Wild West Balloon Adventures owners Bud Whitehead and his wife Stacia let life take them where the wind blows.
Not knowing where the wind will take you is only part of what Bud Whitehead loves about being a hot air balloon pilot.
Whitehead and his wife Stacia acquired Wild West Ballooning in January of this year. He’s thrilled to carry on a tradition of hot air ballooning that has existed in Steamboat for over 40 years, always wildly celebrated in typical ski town style. “You used to be able to bungee jump from hot air balloons,” Whitehead says. “They once had a balloon race with a cross country skier and the goal was for the pilot to land the skier as close to the finish line as possible.” Hot air ballooning itself dates back to 1783 when a chicken, duck, and sheep were sent on an experimental flight over Paris before Pilatre de Rozier and the Marquis D’Arandres became the first men to attempt that first aerial journey.
Whitehead isn’t planning on flying with chickens or offering bungee jumping anytime soon, but if you’ve ever wondered how in the world they fly those things, Whitehead can tell you all about it, and how floating above the Yampa Valley literally changed his perspective on life.
How did you first get involved with hot air ballooning?
When I first started working for Wild West Ballooning, I was on chase crew, following the balloon on the ground in a chase vehicle to assist with landing, help pack the balloon up, and shuttle passengers. Then Ian took me up on my first flight and it was amazing to see the valley from above. You get this whole new perspective. It was a tremendous feeling; how peaceful and quiet it is up when you get into the sky. It really took me by surprise, how much I enjoyed that first flight.
What does it take to become a pilot?

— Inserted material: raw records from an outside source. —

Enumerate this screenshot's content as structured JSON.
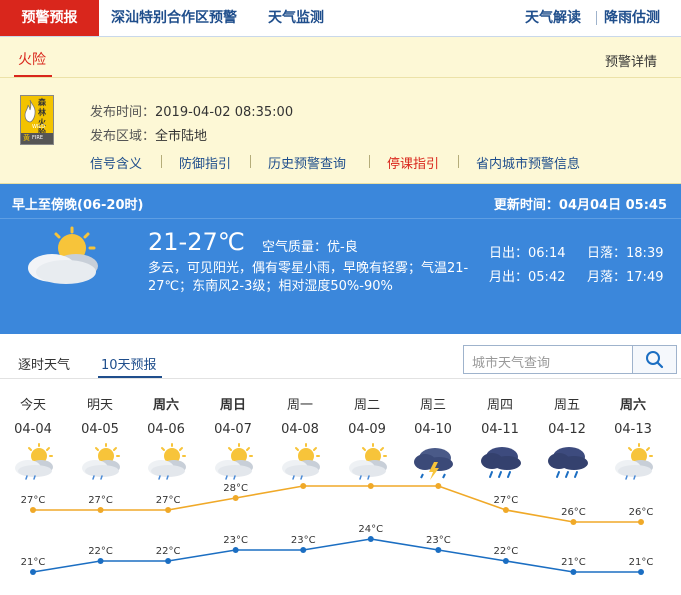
{
  "nav": {
    "active": "预警预报",
    "links": [
      "深汕特别合作区预警",
      "天气监测"
    ],
    "right_links": [
      "天气解读",
      "降雨估测"
    ]
  },
  "warning": {
    "tab": "火险",
    "detail_link": "预警详情",
    "icon": {
      "name": "forest-fire-yellow-icon",
      "text_top": "森林",
      "text_mid": "火险",
      "level": "黄",
      "label": "WILD FIRE"
    },
    "time_label": "发布时间：",
    "time_value": "2019-04-02 08:35:00",
    "area_label": "发布区域：",
    "area_value": "全市陆地",
    "links": [
      "信号含义",
      "防御指引",
      "历史预警查询",
      "停课指引",
      "省内城市预警信息"
    ]
  },
  "forecast": {
    "period": "早上至傍晚(06-20时)",
    "update_label": "更新时间：",
    "update_value": "04月04日 05:45",
    "temp": "21-27℃",
    "aq_label": "空气质量：",
    "aq_value": "优-良",
    "desc": "多云，可见阳光，偶有零星小雨，早晚有轻雾；气温21-27℃；东南风2-3级；相对湿度50%-90%",
    "sunrise_label": "日出：",
    "sunrise": "06:14",
    "sunset_label": "日落：",
    "sunset": "18:39",
    "moonrise_label": "月出：",
    "moonrise": "05:42",
    "moonset_label": "月落：",
    "moonset": "17:49"
  },
  "tabs": [
    "逐时天气",
    "10天预报"
  ],
  "search": {
    "placeholder": "城市天气查询"
  },
  "days": [
    {
      "name": "今天",
      "date": "04-04",
      "bold": false,
      "icon": "partly-cloudy-sun-rain-icon",
      "high": "27°C",
      "low": "21°C"
    },
    {
      "name": "明天",
      "date": "04-05",
      "bold": false,
      "icon": "partly-cloudy-sun-rain-icon",
      "high": "27°C",
      "low": "22°C"
    },
    {
      "name": "周六",
      "date": "04-06",
      "bold": true,
      "icon": "partly-cloudy-sun-rain-icon",
      "high": "27°C",
      "low": "22°C"
    },
    {
      "name": "周日",
      "date": "04-07",
      "bold": true,
      "icon": "partly-cloudy-sun-rain-icon",
      "high": "28°C",
      "low": "23°C"
    },
    {
      "name": "周一",
      "date": "04-08",
      "bold": false,
      "icon": "partly-cloudy-sun-rain-icon",
      "high": "29°C",
      "low": "23°C"
    },
    {
      "name": "周二",
      "date": "04-09",
      "bold": false,
      "icon": "partly-cloudy-sun-rain-icon",
      "high": "29°C",
      "low": "24°C"
    },
    {
      "name": "周三",
      "date": "04-10",
      "bold": false,
      "icon": "thunderstorm-icon",
      "high": "29°C",
      "low": "23°C"
    },
    {
      "name": "周四",
      "date": "04-11",
      "bold": false,
      "icon": "rain-cloud-icon",
      "high": "27°C",
      "low": "22°C"
    },
    {
      "name": "周五",
      "date": "04-12",
      "bold": false,
      "icon": "rain-cloud-icon",
      "high": "26°C",
      "low": "21°C"
    },
    {
      "name": "周六",
      "date": "04-13",
      "bold": true,
      "icon": "partly-cloudy-sun-rain-icon",
      "high": "26°C",
      "low": "21°C"
    }
  ],
  "chart_data": {
    "type": "line",
    "x": [
      "04-04",
      "04-05",
      "04-06",
      "04-07",
      "04-08",
      "04-09",
      "04-10",
      "04-11",
      "04-12",
      "04-13"
    ],
    "series": [
      {
        "values": [
          27,
          27,
          27,
          28,
          29,
          29,
          29,
          27,
          26,
          26
        ],
        "color": "#f0a928"
      },
      {
        "values": [
          21,
          22,
          22,
          23,
          23,
          24,
          23,
          22,
          21,
          21
        ],
        "color": "#1b6ec2"
      }
    ],
    "ylim": [
      20,
      30
    ]
  },
  "colors": {
    "red": "#d9261c",
    "blue": "#3b87db",
    "link": "#1f4e8c",
    "high": "#f0a928",
    "low": "#1b6ec2"
  }
}
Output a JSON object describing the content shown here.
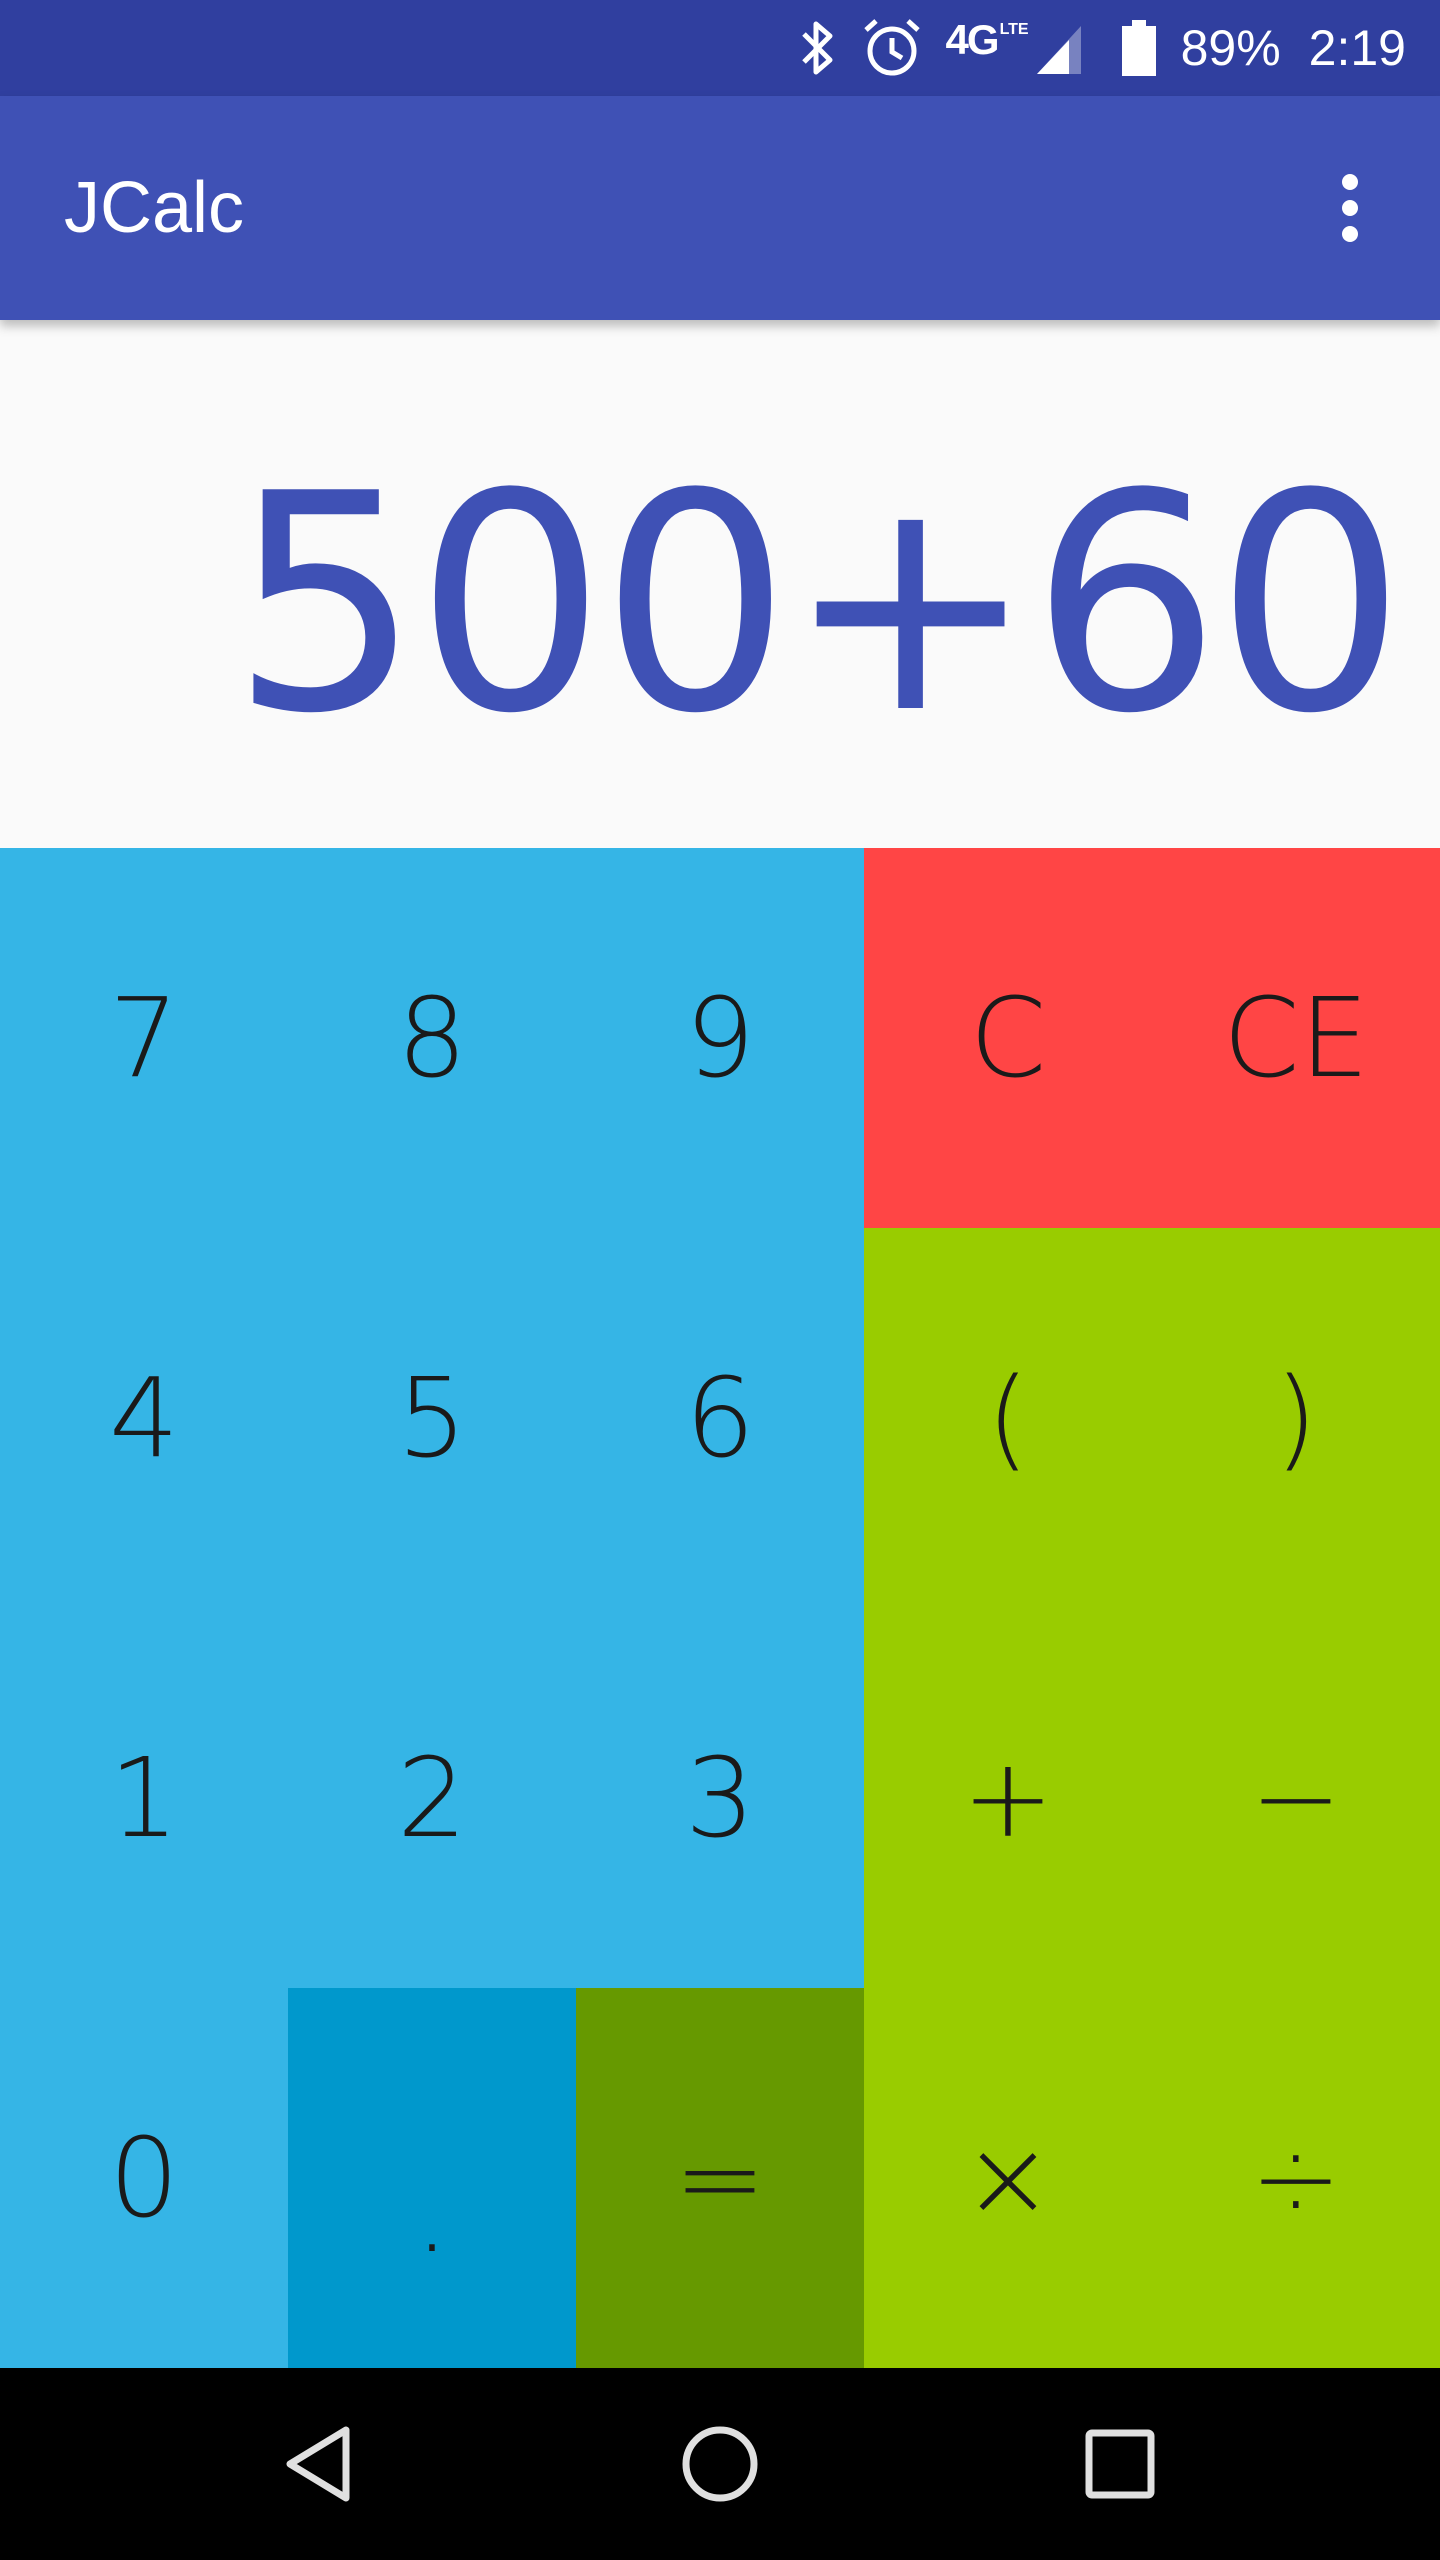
{
  "status_bar": {
    "network": "4G",
    "network_sub": "LTE",
    "battery_percent": "89%",
    "time": "2:19",
    "battery_level": 0.89,
    "icons": [
      "bluetooth-icon",
      "alarm-icon",
      "signal-icon",
      "battery-icon"
    ]
  },
  "app_bar": {
    "title": "JCalc",
    "overflow_icon": "more-vert-icon"
  },
  "display": {
    "expression": "500+60"
  },
  "keys": {
    "k7": "7",
    "k8": "8",
    "k9": "9",
    "clear": "C",
    "clear_entry": "CE",
    "k4": "4",
    "k5": "5",
    "k6": "6",
    "paren_open": "(",
    "paren_close": ")",
    "k1": "1",
    "k2": "2",
    "k3": "3",
    "plus": "+",
    "minus": "−",
    "k0": "0",
    "dot": ".",
    "equals": "=",
    "multiply": "×",
    "divide": "÷"
  },
  "colors": {
    "status_bar": "#303f9f",
    "app_bar": "#3f51b5",
    "display_text": "#3f51b5",
    "digits": "#35b5e6",
    "dot_key": "#0098cc",
    "clear_keys": "#ff4545",
    "operators": "#99cc00",
    "equals_key": "#669900"
  },
  "nav_bar": {
    "icons": [
      "back-icon",
      "home-icon",
      "recents-icon"
    ]
  }
}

Ian approached me one day and asked me if I had ever thought about flying the balloon. I hadn’t really thought about it, but I’m always open to something new and exciting, so I agreed to give it a try and he became my flight instructor. You start off with student pilot certification, then you get signed off to fly solo so you can get your private pilot’s license. Once you have that, you go for your commercial pilot’s license so you can start flying paying clients. But even after getting the commercial pilot’s license, you still have to get more hours to get insured. At each stage you log a certain number of flight hours, take a written test, pass a flight test and an oral test. It took me about 3 years from the start of my training, to get my commercial pilot’s license.
What are some of the things about flying that people don’t know?

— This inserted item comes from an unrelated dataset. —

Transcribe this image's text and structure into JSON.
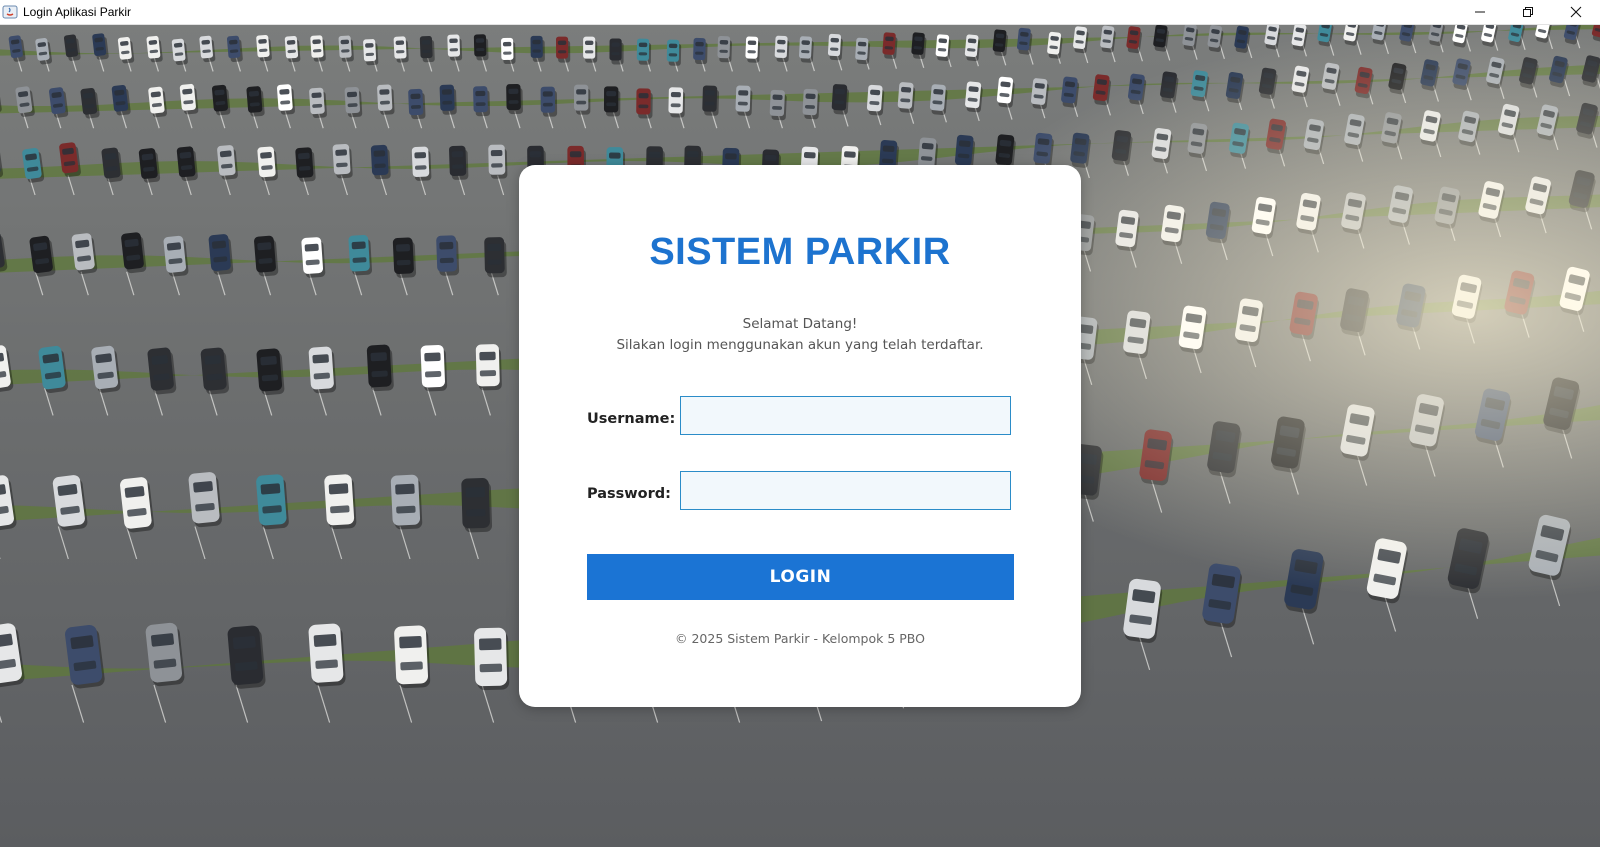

There’s nothing on the balloon that allows you to steer. All of the steering is with the wind and wind currents. We’ll ascend and descend and look for different winds going in different directions to help us steer to a nice landing site, and I have a few different ropes and pulleys in the balloon, but none of those things make us go left or right, or faster or slower. It’s all the wind.
Woah, that’s crazy!
Yes, you can definitely get blown off course sometimes or end up going in a direction you don’t want. You might see us landing in someone’s backyard, which is not something we want to do, but sometimes the winds will shift on you. Then it’s all about trying to get to a safe and legal landing spot. You may be in an area you didn’t plan on, but you’re just trying to put it down somewhere safe and open. You can end up in some unique situations, that’s for sure.
How much do hot air balloons cost?
The balloon we fly is around $100,000 new.
Is it dangerous?
As far as danger and safety, you want to make sure you do your diligence on weather forecasting and make sure you keep your balloon on the ground if the winds pick up or there are storms coming. It’s just like sailing; you don’t want to take a sailboat out as storm is approaching, and you keep the balloon on the ground if the weather isn’t going to be right. We won’t go up if it isn’t safe, so we mitigate most of the dangers that you might think are associated with ballooning through research and preparation.
What do you love about it?
I love that every day is different, that you don’t know where you’re going to end up when you start. There is no auto pilot or cruise control. You don’t have a flight plan. You work with the winds you get that day and use them to your advantage. I love that it’s always a challenge. Another thing I really enjoy is sharing special moments with people. People often choose to go up when they’re celebrating a special moment in their lives, so we get to be a part of that. I also enjoy spending time with my crew. We’re a big happy family. I also get to work with my wife so that’s a lot of fun. We’re expecting our first baby girl in September. I’m sure our little daughter will be spending a lot of time at our launch field.
What is special about flying in the Yampa Valley?
I love seeing the seasons change from the balloon, how it greens up in spring and summer. You can see how the river is flowing and watch the ranchers cutting their hay. Then you start getting into fall and see the leaves change. The autumn flights are so beautiful, with the yellows and oranges and seeing the peaks get some snow on them. it’s even quieter in winter with snow on the ground muffling all the noise of town. Sometimes you’ll have some snow crystals in the sky and the sun hitting those crystals looks like sparkling glitter all around you – it’s like being in a snow globe. There’s just nothing else quite like it.
Reproduced with permission from SteamboatSIR.com